The Public Sector and MPP Accountability and Transparency Act, 2014 (the "Act") recently received Royal Assent.[1] The Act provides the government the authority to create comprehensive compensation frameworks for certain employers in the broader public sector, and implements a number of measures to enhance "accountability and transparency" in the government and the public sector.  While the Act contains many amendments, including those relating to MPP expenses, the focus of this Bulletin is on the impact of the Act on employers, particularly health entities in the broader public sector, and on the amendments made to the The Excellent Care For All Act, 2010 ("ECFAA").

Executive Compensation

The Act provides government with the authority to establish "compensation frameworks" governing the compensation of certain executives in the broader public sector.  These frameworks may include mandatory caps on executive pay.  The Act also gives the government the power to obtain additional information regarding compensation from broader public sector employers and establishes mechanisms to recover any amounts paid that may be contrary to the legislation.  In addition, the Act provides the government with the ability to make directives relating to compensation frameworks.

Compensation restraints have been in place for the public and broader public sectors for several years.  At present, certain broader public sector organizations are governed by compensation restrictions under the Broader Public Sector Accountability Act, 2010 (the "BPSAA").  The provisions under the BPSAA primarily restrict executive and office holder compensation and cap the performance pay organizational "envelope" for all non-unionized employees (not only executives).  The compensation frameworks contemplated by the Act, are intended to displace the compensation restraints set out in the BPSAA, part 2(1).[2]

Business Plans

The BPSAA has been amended to provide authority to the management board of cabinet to issue directives requiring certain designated broader public sector organizations to prepare and publish business plans and any other specified business or financial documents of the entity.
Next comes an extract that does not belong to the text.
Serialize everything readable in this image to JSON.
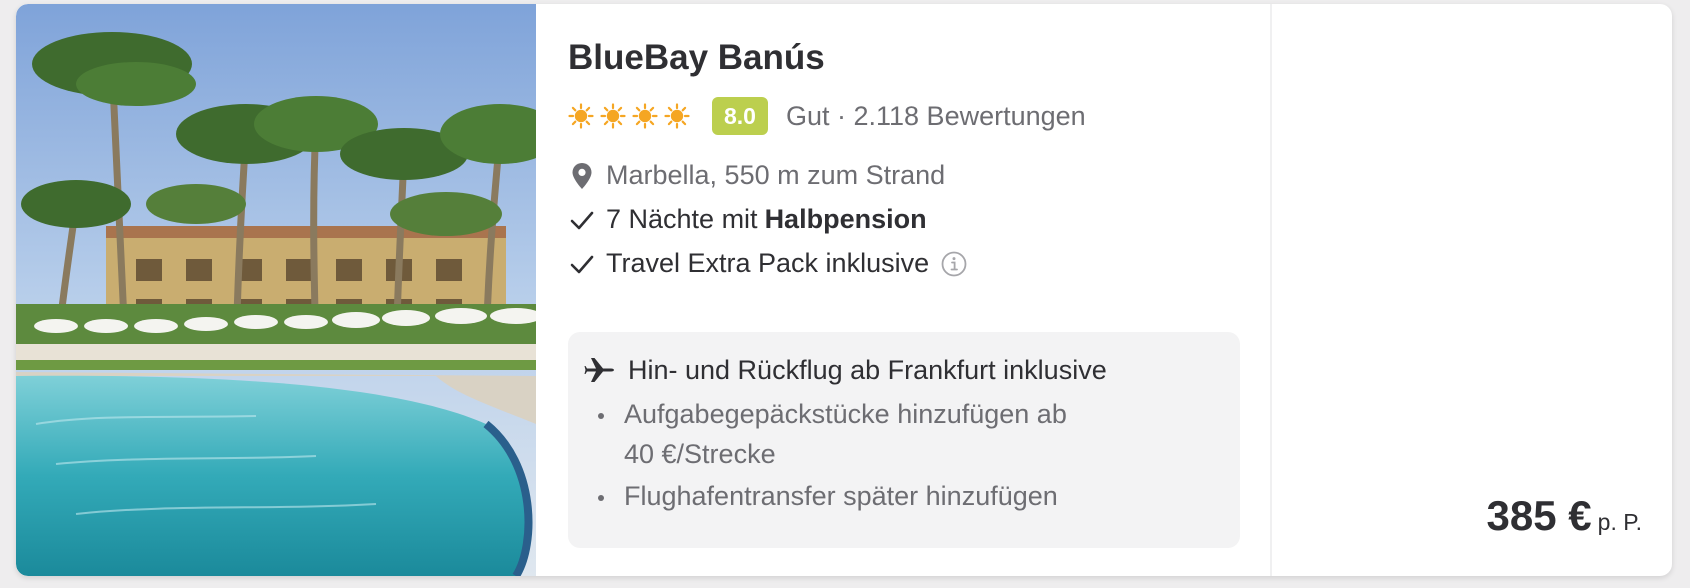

In addition, management board of cabinet would be authorized to make guidelines for the preparation and publication of such plans and documents by publicly funded organizations that are not required to comply with the same obligations that designated broader public sector organizations are required to adhere to.  It is worth noting, that while the guidelines are not necessarily binding they can, and have been, incorporated into transfer payment agreements.

Consistent with the structure of other directive obligations under the BPSAA, hospitals and LHINs may be required to prepare attestations confirming their compliance with any such directives.

The Excellent Care For All Act

As it relates to the ECFAA, the Act:

  • Extends the scope beyond public hospitals to include "health sector organizations" (defined to include long-term care homes, community care access centres and any other organization provided for in the regulations that receives public funding);
  • Adds the defined term "patient or former patient" which includes a patient or former patient of a hospital, a resident or former resident of a long-term care home, and a client or former client of a community care access centre, in addition to a person with the authority to consent to the treatment or the other matter on behalf of the patient or former patient where the individual is or was incapable with respect to the treatment or other matter at issue;
  • Expands the scope of the Ontario Health Quality Council to include the performance of health sector organizations with respect to patient relations; and
  • Adds Section 13 (Patient Ombudsman) appointing a patient ombudsman to respond to complaints from patients or former patients and their caregivers against public hospitals, long-term care homes, and community care access centres.

The functions of the patient ombudsman include: (i) receiving and responding to complaints from patients and former patients of a health sector organization and their caregivers, and from any other prescribed persons; (ii) facilitating the resolution of complaints; and (iii) undertaking investigations of complaints made by made by the individuals noted above as well as on his/her own initiative.

The patient ombudsman will further have extensive powers including the power to require any officer, employee, director, shareholder or member of any health sector organization or any other person who provides services through or on behalf of a health sector organization to furnish or produce documents, things or information that, in his/her opinion, relate to a matter being investigated.  In addition, the patient ombudsman will have the authority to summon any of the individuals mentioned above and/ or any patient or former patient and examine them under oath; as well as the power to enter and inspect the premises of a health sector organization with consent and/or pursuant to a warrant.

Creation of the patient ombudsman has raised several issues. For example, the fact that the patient ombudsman will be appointed by the Lieutenant Governor in Council and employed by the Ontario Health Quality Council (i.e. an employee of an agency of the government) has been questioned.  Being an officer of the Legislature of Ontario, appointed by the assembly, and reporting to the Legislature presents concerns with respect to accountability and objectivity as well as with the appearance of objectivity and accountability.[3]  Another issue that has been raised, is that that focusing on the individual patient fails to address the systemic issues that exist within the health care system and that are at the root of the issues affecting patients.  Similarly, it has beenargued that exempting the largest single budget item in Ontario from oversight by the Provincial Ombudsman and putting in place somebody who does not have the power to conduct the kind of systemic oversight that the Provincial Ombudsman has, is problematic.  Finally, there has been some concern that the Act prevents the patient ombudsman from investigating for-profit organizations, such as retirement homes. This is considered to be problematic, given, among other things, the number of reported instances of abuse by patients of these homes.